Scan the listing for the word "button", and copy out each line where it is found.
(Exercise data)
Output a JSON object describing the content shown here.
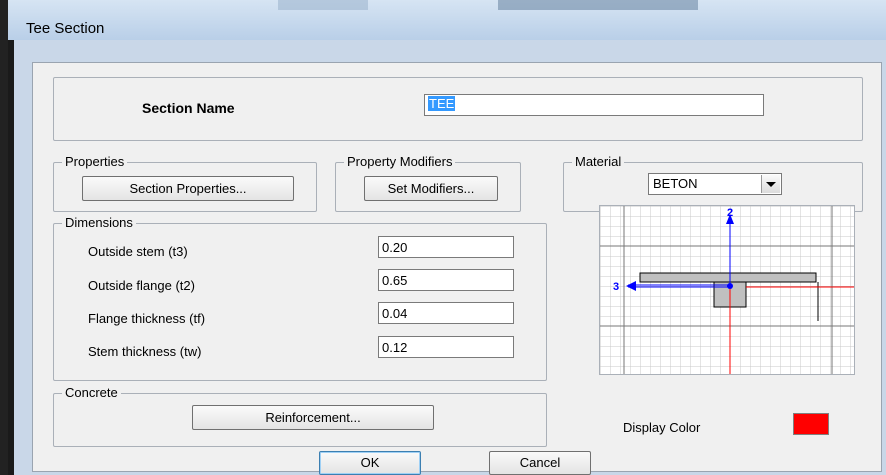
{
  "window": {
    "title": "Tee Section"
  },
  "section_name": {
    "label": "Section Name",
    "value": "TEE"
  },
  "properties": {
    "legend": "Properties",
    "button": "Section Properties..."
  },
  "property_modifiers": {
    "legend": "Property Modifiers",
    "button": "Set Modifiers..."
  },
  "material": {
    "legend": "Material",
    "selected": "BETON",
    "dropdown_icon": "chevron-down-icon"
  },
  "dimensions": {
    "legend": "Dimensions",
    "fields": [
      {
        "label": "Outside stem  (t3)",
        "value": "0.20"
      },
      {
        "label": "Outside flange  (t2)",
        "value": "0.65"
      },
      {
        "label": "Flange thickness  (tf)",
        "value": "0.04"
      },
      {
        "label": "Stem thickness  (tw)",
        "value": "0.12"
      }
    ]
  },
  "preview": {
    "axis_vertical": "2",
    "axis_horizontal": "3"
  },
  "concrete": {
    "legend": "Concrete",
    "button": "Reinforcement..."
  },
  "display_color": {
    "label": "Display Color",
    "color": "#ff0000"
  },
  "footer": {
    "ok": "OK",
    "cancel": "Cancel"
  }
}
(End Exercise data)
Exercise solution:
    "button": "Section Properties..."
    "button": "Set Modifiers..."
    "button": "Reinforcement..."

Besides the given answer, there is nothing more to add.